So there you are, drinking your first PSL (ahem, that's Pumpkin Spice Latte) of the season.

But wait. 

What I'm about to tell you could rock your Starbucks-loving world: The coffee drink that makes you feel like you're eating liquid pumpkin pie is in fact a SSL. Yes, that is a Squash Spice Latte. Because that pumpkin pie you grew up eating—the pie from which the aforementioned drink derives its name, owing to the spices commonly included in said pie—was most likely made not from pumpkin, but from squash.

Libby's Pure Pumpkin—the quintessential American canned pumpkin brand—is responsible for 85% of canned pumpkin sold in the world. When we think of a pumpkin, we usually imagine either the rotund, bright orange specimen that we buy up at Halloween to carve into a jack-o-lantern—which, while edible, isn't good for cooking—or its smaller, tastier cousin, the sugar pumpkin. But instead of those pumpkin varieties, Libby's grows a proprietary strain of tan-skinned Dickinson squash. 

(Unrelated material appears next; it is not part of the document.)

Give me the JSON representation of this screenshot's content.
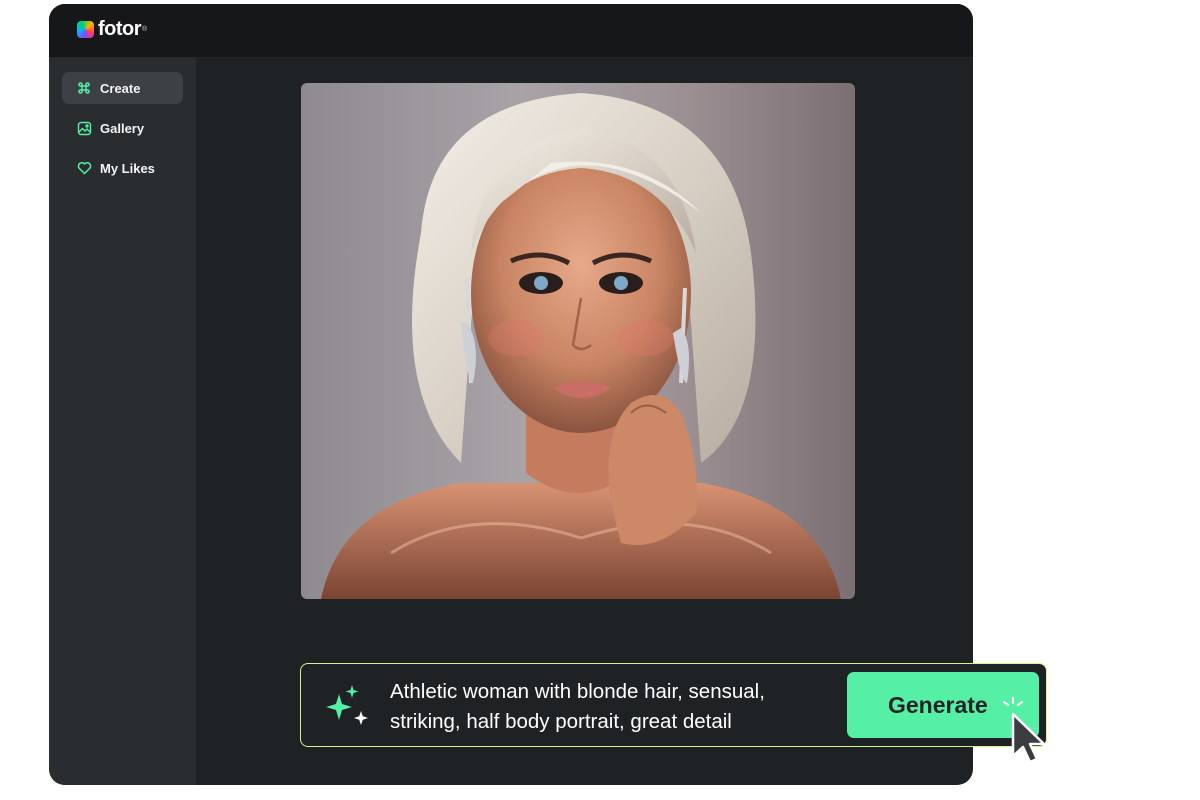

And although Libby's does refer to its fruit as "pumpkin," in appearance, taste, and texture (not to mention species) it more closely resembles squash. In fact, its closest high-profile relative is butternut squash.

Because the FDA finds that drawing a hard-line designation between pumpkins and "golden-fleshed" winter squash is murky, it's perfectly legal for Libby's and other canned pumpkin brands to label their products as such. In addition, companies are allowed to combine different plant varieties into one purée to achieve a desired flavor and consistency—especially beneficial if one type doesn't grow as well from one year to the next. 

And because many of these companies do offer a product that is denser, sweeter, and more flavorful than the more commonly available pumpkin would be, can we really begrudge them the semantics?

If it does bother you to think that your pumpkin pie might be filled with squash, you could always make your own purée by slicing a sugar pumpkin in half, discarding the seeds and pulp, and then roasting it, cut-side down, at 375ºF until it's tender throughout, about 1 1/2 to 2 hours (test by sticking a paring knife into the side—when there is no resistance, it's ready). Once it's cool enough to handle, scoop the flesh from the peel and purée in a food processor or blender until totally smooth. 

Finally, depending on the water content of the fruit, you may or may not have to scrape the purée into a cheesecloth-lined strainer and let it strain for a few hours.

Or, you could just pop open a can and accept the fact that if it was good enough for grandma, it's good enough for you.